When Cygnus returned to his village the people called out to him, overjoyed, for the boy-hero had come to vanquish the terrible sphinx.  

Cygnus passed right by his home, and his family, without even a glance; they would see, and they would be sorry. 

By the time Cygnus had reached the edge of town where the sphinx lay, a crowd had gathered behind him. Somehow by his not being afraid, they didn’t seem to be so scared either. 

“Oh great sphinx.” Cygnus called, raising a bronze sword in the direction of the beast. “I have come to finish what I started a year ago!” 

The sphinx squinted at him for a moment, then her face lit up, “Ah! The famous boy-hero! Come to finish me off have you? Have you solved my riddle or are you relying only on your… strength.” At the word strength, the sphinx flashed her three rows of teeth, but Cygnus only smiled. 

“I’m not afraid of you, beast, I have something all the rest didn’t; courage. And an answer. To your riddle. 

An Idea!” Cygnus pronounced with a swell of his chest. “An Idea is the answer to your great riddle! 

You see, your riddle was rather easy really. Any fool could have solved it. And to think, I’d heard of your mastery over the spoken word and riddle, and all this time it was just talk. It hardly took any time at all for me to solve, and it is quite dull I have to say. I would make a better master of riddles than you.” Cygnus had begun to gloat, his ego having swelled so large in his travels and victories that he had begun to believe himself invincible, incapable of any wrong or misstep.  

At this, the growing crowd around him gasped, for no one had ever spoken to the sphinx in such a way, and Cygnus turned towards them, raising his arms in a symbol of victory. 

The sphinx-who had never been spoken to like this- had started to become angry, this boy-hero had grown to think himself greater than the sphinx, wiser, more cunning, stronger. And because Cygnus could no longer feel fear, when he saw the sphinx approach, he did not see it for the danger it was. 

“You’re wrong.” The sphinx said, now right beside Cygnus, who’s attention still remained on the crowd. 

“About what?” Cygnus asked, turning, finally, back towards the sphinx. 

“The answer to my riddle is not ‘an idea’” the sphinx said, advancing on Cygnus, a smile curling her mouth. 

 Cygnus again pointed his sword at the sphinx, but it was no use, in one clean bite, the sphinx swallowed him whole.  

For the boy with no fear did not know when he was fighting a losing battle, and a boy with too big an ego wouldn’t back out even if he knew the price.  

True to her word, the sphinx ate and destroyed the remainder of Cygnus’ village, and then flew to find a new, smarter village to toy with. 

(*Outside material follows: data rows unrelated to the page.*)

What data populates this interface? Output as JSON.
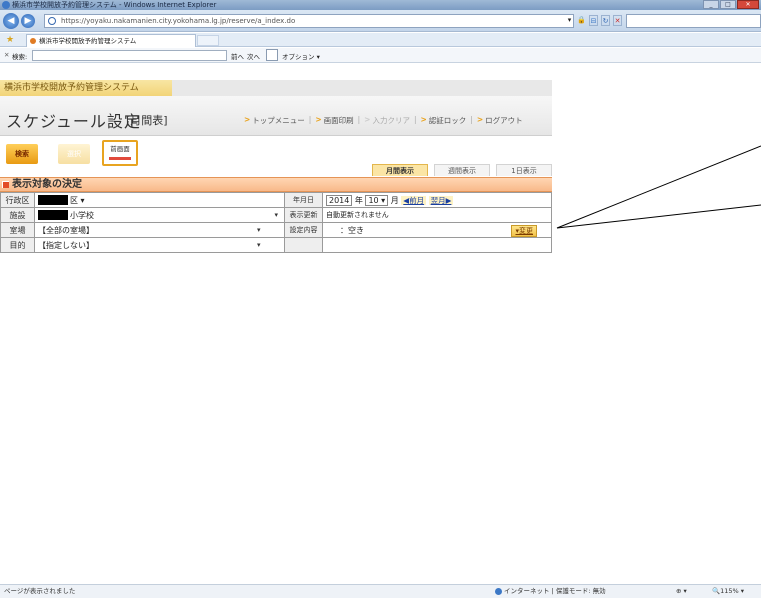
{
  "browser": {
    "window_title": "横浜市学校開放予約管理システム - Windows Internet Explorer",
    "url": "https://yoyaku.nakamanien.city.yokohama.lg.jp/reserve/a_index.do",
    "tab_title": "横浜市学校開放予約管理システム",
    "find_label": "検索:",
    "find_prev": "前へ",
    "find_next": "次へ",
    "find_options": "オプション ▾",
    "status_left": "ページが表示されました",
    "status_zone": "インターネット | 保護モード: 無効",
    "status_icons": "⊕ ▾",
    "zoom": "115%"
  },
  "app": {
    "system_name": "横浜市学校開放予約管理システム",
    "page_title": "スケジュール設定",
    "page_title_sub": "[月間表]",
    "topnav": [
      {
        "label": "トップメニュー"
      },
      {
        "label": "画面印刷"
      },
      {
        "label": "入力クリア"
      },
      {
        "label": "認証ロック"
      },
      {
        "label": "ログアウト"
      }
    ],
    "buttons": {
      "search": "検索",
      "select": "選択",
      "prev_screen": "前画面"
    },
    "view_tabs": [
      "月間表示",
      "週間表示",
      "1日表示"
    ],
    "section_title": "表示対象の決定"
  },
  "form": {
    "ward_label": "行政区",
    "ward_value": "区 ▾",
    "facility_label": "施設",
    "facility_value": "小学校",
    "room_label": "室場",
    "room_value": "【全部の室場】",
    "purpose_label": "目的",
    "purpose_value": "【指定しない】",
    "date_label": "年月日",
    "year": "2014",
    "year_unit": "年",
    "month": "10 ▾",
    "month_unit": "月",
    "prev_month": "◀前月",
    "next_month": "翌月▶",
    "refresh_label": "表示更新",
    "refresh_value": "自動更新されません",
    "setting_label": "設定内容",
    "setting_value": "：空き",
    "change_button": "▾変更"
  }
}
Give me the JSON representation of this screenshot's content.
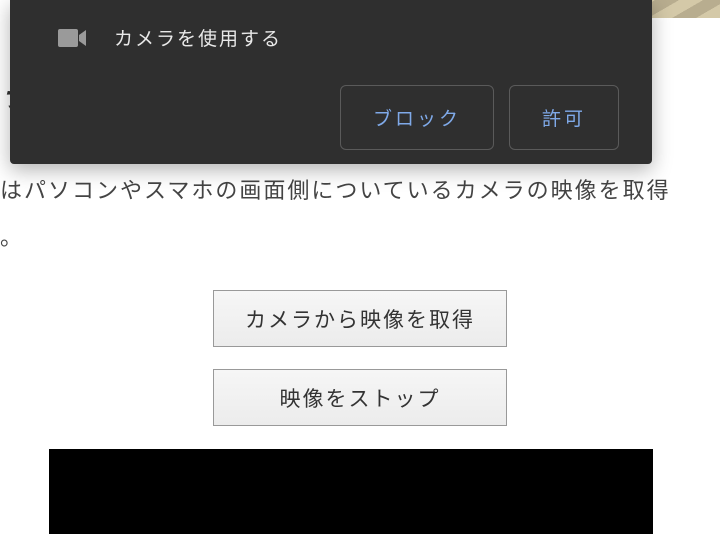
{
  "dialog": {
    "title": "カメラを使用する",
    "block_label": "ブロック",
    "allow_label": "許可"
  },
  "page": {
    "title_fragment": "ラ",
    "description_line": "はパソコンやスマホの画面側についているカメラの映像を取得",
    "description_tail": "。",
    "get_video_label": "カメラから映像を取得",
    "stop_video_label": "映像をストップ"
  }
}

With the death of his town, came the death of the legend of the great boy-hero; Cygnus Bane, who was afraid of nothing and no one. The world had forgotten the would-be slayer of monsters. All, except, I suppose, for the sphinx, who thought back on the boy-hero ever so often.  

And of the true answer to his riddle; fear.